**Your goal**
Keep the lines exact and the pictures out as you repeat the following listing.

Exercise materials Block Start

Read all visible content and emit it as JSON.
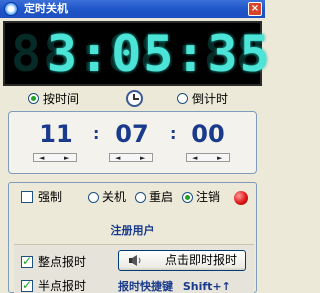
{
  "window": {
    "title": "定时关机",
    "close_label": "×"
  },
  "clock": {
    "display": "3:05:35",
    "ghost": "88:88:88"
  },
  "mode": {
    "by_time_label": "按时间",
    "countdown_label": "倒计时",
    "selected": "by_time"
  },
  "time": {
    "hour": "11",
    "minute": "07",
    "second": "00",
    "separator": ":",
    "spin_left": "◄",
    "spin_right": "►"
  },
  "actions": {
    "force_label": "强制",
    "shutdown_label": "关机",
    "restart_label": "重启",
    "logoff_label": "注销",
    "selected": "logoff"
  },
  "status": {
    "text": "注册用户"
  },
  "chime": {
    "hourly_label": "整点报时",
    "half_label": "半点报时",
    "now_button": "点击即时报时",
    "hotkey_label": "报时快捷键",
    "hotkey_value": "Shift+↑"
  },
  "colors": {
    "accent": "#4de4d8",
    "title_bar": "#1f56c9",
    "number": "#1a3a8c"
  }
}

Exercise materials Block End

**Answer box**
Read all visible content and emit it as JSON.
{
  "window": {
    "title": "定时关机",
    "close_label": "×"
  },
  "clock": {
    "display": "3:05:35",
    "ghost": "88:88:88"
  },
  "mode": {
    "by_time_label": "按时间",
    "countdown_label": "倒计时",
    "selected": "by_time"
  },
  "time": {
    "hour": "11",
    "minute": "07",
    "second": "00",
    "separator": ":",
    "spin_left": "◄",
    "spin_right": "►"
  },
  "actions": {
    "force_label": "强制",
    "shutdown_label": "关机",
    "restart_label": "重启",
    "logoff_label": "注销",
    "selected": "logoff"
  },
  "status": {
    "text": "注册用户"
  },
  "chime": {
    "hourly_label": "整点报时",
    "half_label": "半点报时",
    "now_button": "点击即时报时",
    "hotkey_label": "报时快捷键",
    "hotkey_value": "Shift+↑"
  },
  "colors": {
    "accent": "#4de4d8",
    "title_bar": "#1f56c9",
    "number": "#1a3a8c"
  }
}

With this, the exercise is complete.